Exercise: Leaving out the pictures, restate each record below word for word.
Records for processing START
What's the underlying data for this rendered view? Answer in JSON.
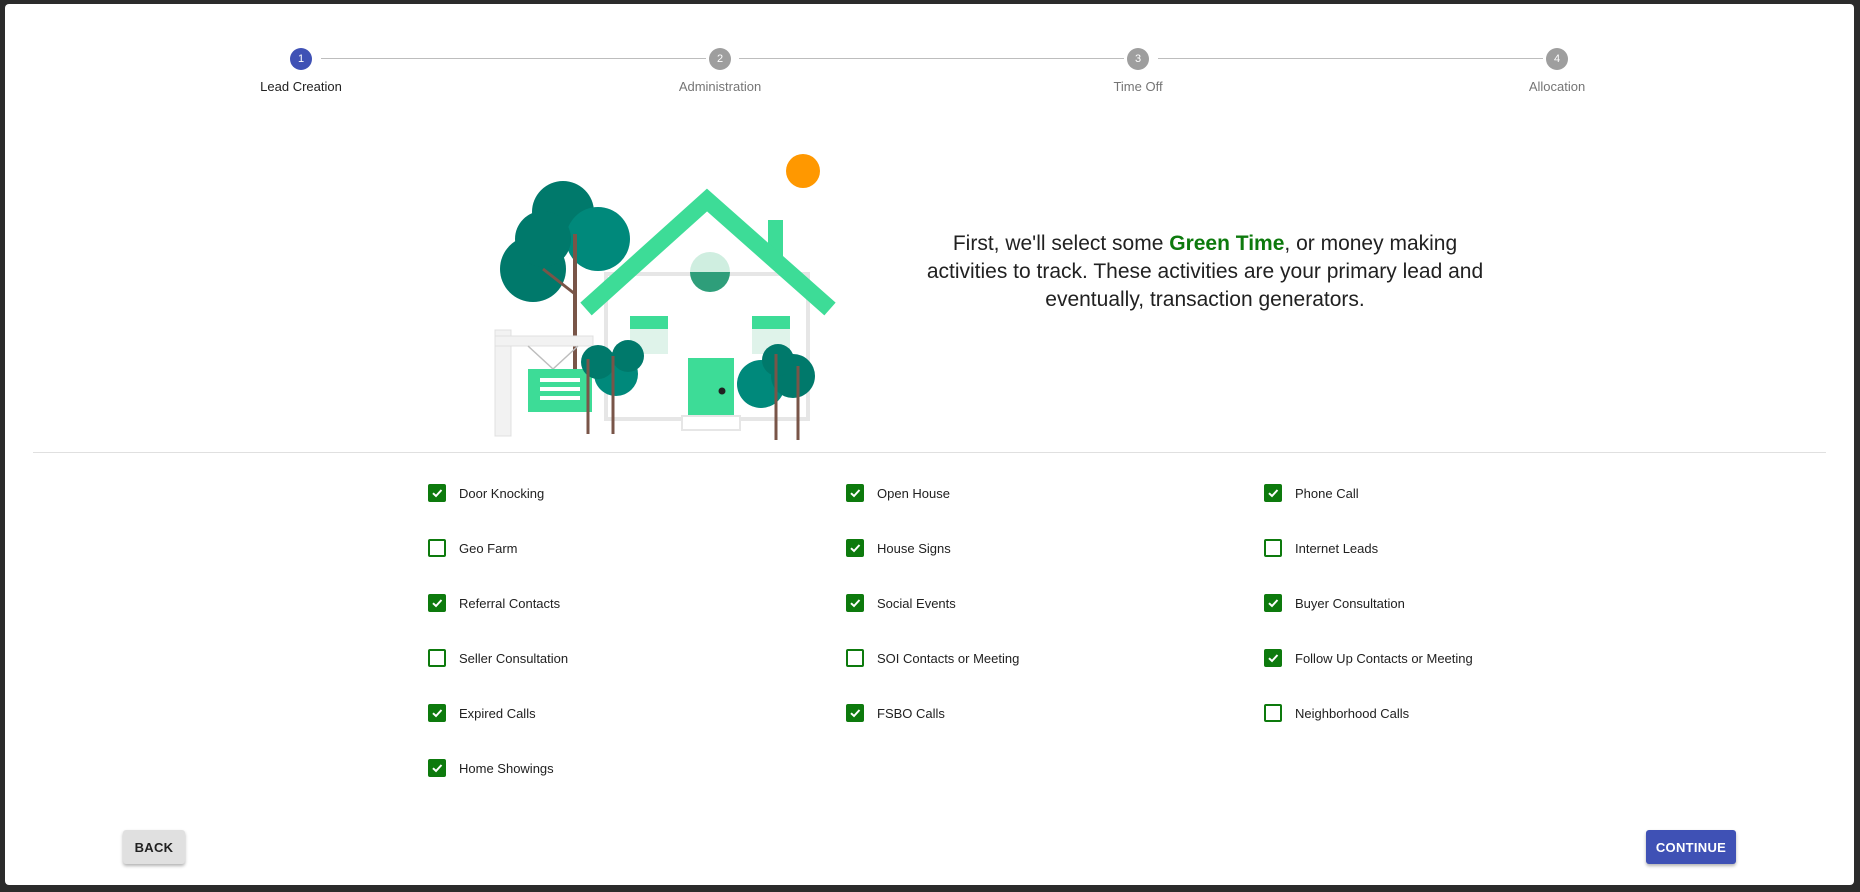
{
  "stepper": {
    "steps": [
      {
        "number": "1",
        "label": "Lead Creation"
      },
      {
        "number": "2",
        "label": "Administration"
      },
      {
        "number": "3",
        "label": "Time Off"
      },
      {
        "number": "4",
        "label": "Allocation"
      }
    ],
    "active_step": 1
  },
  "hero": {
    "text_before": "First, we'll select some ",
    "highlight": "Green Time",
    "text_after": ", or money making activities to track. These activities are your primary lead and eventually, transaction generators.",
    "illustration": "house-illustration"
  },
  "options": [
    {
      "label": "Door Knocking",
      "checked": true
    },
    {
      "label": "Open House",
      "checked": true
    },
    {
      "label": "Phone Call",
      "checked": true
    },
    {
      "label": "Geo Farm",
      "checked": false
    },
    {
      "label": "House Signs",
      "checked": true
    },
    {
      "label": "Internet Leads",
      "checked": false
    },
    {
      "label": "Referral Contacts",
      "checked": true
    },
    {
      "label": "Social Events",
      "checked": true
    },
    {
      "label": "Buyer Consultation",
      "checked": true
    },
    {
      "label": "Seller Consultation",
      "checked": false
    },
    {
      "label": "SOI Contacts or Meeting",
      "checked": false
    },
    {
      "label": "Follow Up Contacts or Meeting",
      "checked": true
    },
    {
      "label": "Expired Calls",
      "checked": true
    },
    {
      "label": "FSBO Calls",
      "checked": true
    },
    {
      "label": "Neighborhood Calls",
      "checked": false
    },
    {
      "label": "Home Showings",
      "checked": true
    }
  ],
  "buttons": {
    "back_label": "BACK",
    "continue_label": "CONTINUE"
  },
  "colors": {
    "primary": "#3f51b5",
    "green": "#0d7a0d",
    "inactive_step": "#9e9e9e"
  }
}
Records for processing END
Response:
What's the underlying data for this rendered view? Answer in JSON.
{
  "stepper": {
    "steps": [
      {
        "number": "1",
        "label": "Lead Creation"
      },
      {
        "number": "2",
        "label": "Administration"
      },
      {
        "number": "3",
        "label": "Time Off"
      },
      {
        "number": "4",
        "label": "Allocation"
      }
    ],
    "active_step": 1
  },
  "hero": {
    "text_before": "First, we'll select some ",
    "highlight": "Green Time",
    "text_after": ", or money making activities to track. These activities are your primary lead and eventually, transaction generators.",
    "illustration": "house-illustration"
  },
  "options": [
    {
      "label": "Door Knocking",
      "checked": true
    },
    {
      "label": "Open House",
      "checked": true
    },
    {
      "label": "Phone Call",
      "checked": true
    },
    {
      "label": "Geo Farm",
      "checked": false
    },
    {
      "label": "House Signs",
      "checked": true
    },
    {
      "label": "Internet Leads",
      "checked": false
    },
    {
      "label": "Referral Contacts",
      "checked": true
    },
    {
      "label": "Social Events",
      "checked": true
    },
    {
      "label": "Buyer Consultation",
      "checked": true
    },
    {
      "label": "Seller Consultation",
      "checked": false
    },
    {
      "label": "SOI Contacts or Meeting",
      "checked": false
    },
    {
      "label": "Follow Up Contacts or Meeting",
      "checked": true
    },
    {
      "label": "Expired Calls",
      "checked": true
    },
    {
      "label": "FSBO Calls",
      "checked": true
    },
    {
      "label": "Neighborhood Calls",
      "checked": false
    },
    {
      "label": "Home Showings",
      "checked": true
    }
  ],
  "buttons": {
    "back_label": "BACK",
    "continue_label": "CONTINUE"
  },
  "colors": {
    "primary": "#3f51b5",
    "green": "#0d7a0d",
    "inactive_step": "#9e9e9e"
  }
}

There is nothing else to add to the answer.